“They're there to provide care for those children,” he said. “But they don't have the systems that we do in place to provide the full well-rounded appropriate public education for those kids.”
Plyler vs. Doe, a 1982 Supreme Court ruling, found that states cannot use a child’s immigration status to deny him or her an education.
“That's why there's no need for us to seek any additional funding from Southwest Key, because it's a requirement in the state of Texas to provide that to these students, whether it's through a public school district or one of the various charter systems,” Carman said.
But the Texas Education Agency told VICE News Plyler does not apply since the students are in federal facilities — meaning the state have no role in facilities like Southwest Key.
The agency did not answer specific questions about whether it would attempt to recoup funds from districts like San Benito and Harlingen that plan to use or already use state money to enroll students residing in shelters.
Michael Olivas, Director of the Institute for Higher Education Law and Governance at the University of Houston Law Center and the author of a book on Plyler, said the issue of educating children in migrant shelters has yet to be decided by the courts. But he expects the state would need to take responsibility.
“No matter what custody children are in, there are truancy laws that are established by the state that require these children be educated,” he said
“I will simply say that the state has the obligation,” he said. “If they want to seek their own money for doing so, they are certainly entitled to do so. There is money available and there is a collateral simultaneous obligation that the federal government has because it created this mess.”
The extended period of time children stay in shelters has complicated the issue, he said. The average length of stay in shelters was 57 days by July 2018, according to the Administration for Children and Families. And federal judge ordered all separated families to be reunited within 30 days, a deadline that the government has not met for 483 kids as of Friday — with no clear plans for how long they will be kept in facilities.
“They usually just aren't stuck in facilities long enough for them to be in round-the-clock schooling like is maybe needed today,” he said. “We're in uncharted territory because of the length of time and because it's just not been as much of an issue beforehand.”
The agency’s position has also discouraged other districts from enrolling kids housed in migrant shelters.
Esperanza Zendejas, superintendent of the Brownsville Independent School District, reached out to the Texas Education Agency to complain that students in migrant shelters were not receiving adequate education. On August 6, she received a letter back explaining that those children fell under federal jurisdiction, rather than state.
“The Texas Education Agency (TEA) received your complaint concerning students housed in temporary centers in Brownsville, TX not receiving required educational services,” the response read. “TEA has determined that your allegations do not fall within the jurisdiction of TEA. Allegations related to educational services for students housed in temporary custody are handled by the U.S. Department of Health and Human Services.”
“To me it’s questionable whether I can enroll the kids and claim the funding,” Zendejas said.
“As a superintendent, I don't want five years from now for the state of Texas to say hey, these kids were educated and do not fall under jurisdiction.

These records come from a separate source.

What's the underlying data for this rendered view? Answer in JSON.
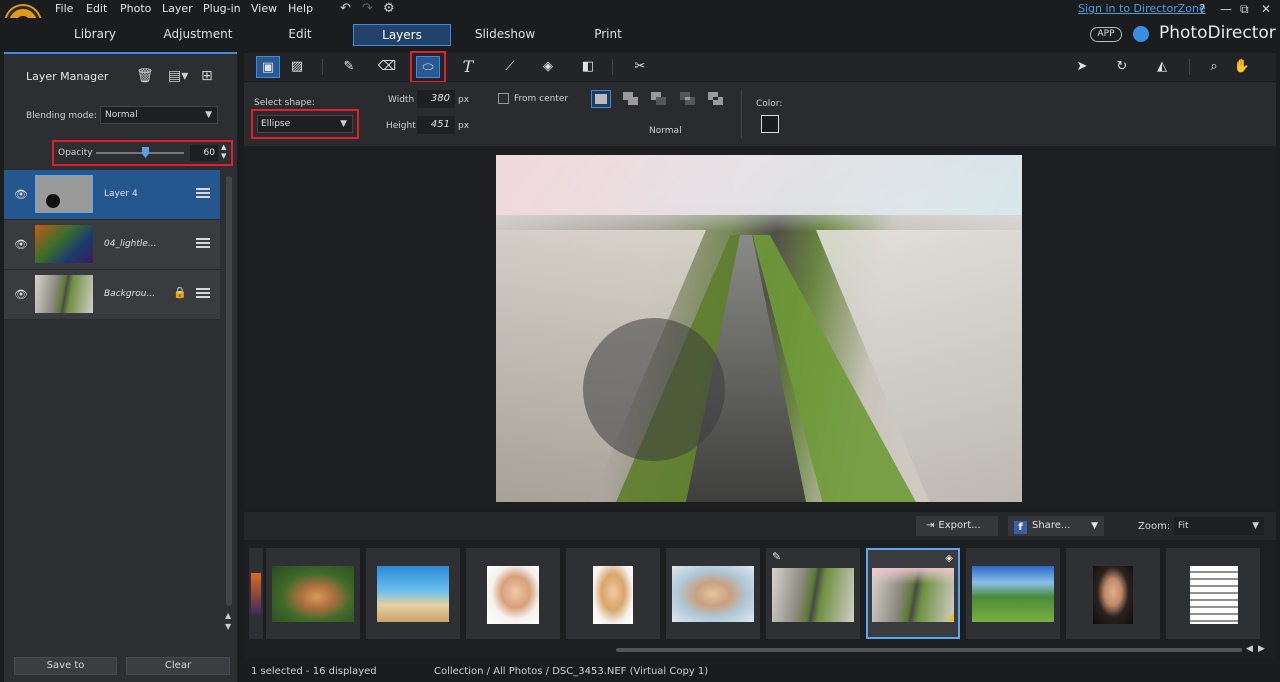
{
  "menu": {
    "items": [
      "File",
      "Edit",
      "Photo",
      "Layer",
      "Plug-in",
      "View",
      "Help"
    ]
  },
  "account": {
    "signin_label": "Sign in to DirectorZone",
    "help_label": "?",
    "minimize": "—",
    "restore": "⧉",
    "close": "✕"
  },
  "modes": {
    "tabs": [
      "Library",
      "Adjustment",
      "Edit",
      "Layers",
      "Slideshow",
      "Print"
    ],
    "active": "Layers"
  },
  "brand": {
    "app_badge": "APP",
    "name": "PhotoDirector"
  },
  "layer_manager": {
    "title": "Layer Manager",
    "blending_label": "Blending mode:",
    "blending_value": "Normal",
    "opacity_label": "Opacity",
    "opacity_value": "60",
    "layers": [
      {
        "name": "Layer 4",
        "selected": true,
        "locked": false
      },
      {
        "name": "04_lightle...",
        "selected": false,
        "locked": false
      },
      {
        "name": "Backgrou...",
        "selected": false,
        "locked": true
      }
    ],
    "save_label": "Save to",
    "clear_label": "Clear"
  },
  "toolbar": {
    "tools": [
      "image-layer-tool",
      "photo-layer-tool",
      "brush-tool",
      "eraser-tool",
      "shape-tool",
      "text-tool",
      "line-tool",
      "fill-tool",
      "gradient-tool",
      "transform-tool"
    ],
    "active_tool": "shape-tool"
  },
  "shape_options": {
    "select_shape_label": "Select shape:",
    "shape_value": "Ellipse",
    "width_label": "Width",
    "width_value": "380",
    "height_label": "Height",
    "height_value": "451",
    "unit": "px",
    "from_center_label": "From center",
    "mode_label": "Normal",
    "color_label": "Color:",
    "color_value": "#1b1c1e"
  },
  "filmstrip": {
    "export_label": "Export...",
    "share_label": "Share...",
    "zoom_label": "Zoom:",
    "zoom_value": "Fit",
    "selected_index": 6
  },
  "status": {
    "selection": "1 selected - 16 displayed",
    "path": "Collection / All Photos / DSC_3453.NEF (Virtual Copy 1)"
  },
  "colors": {
    "accent": "#3d8be0",
    "highlight_box": "#e02030",
    "link": "#4a9fe0"
  }
}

We paid you for all these kids. You owe us now for all this amount. ”
But until she gets more clarity on the matter, she’s not planning to enroll children in Southwest Key facilities in Brownsville’s public schools.
Cover image: Detained immigrant children line up in the cafeteria at an immigration shelter in Texas, on Sept. 10, 2014. (AP Photo/Eric Gay, File)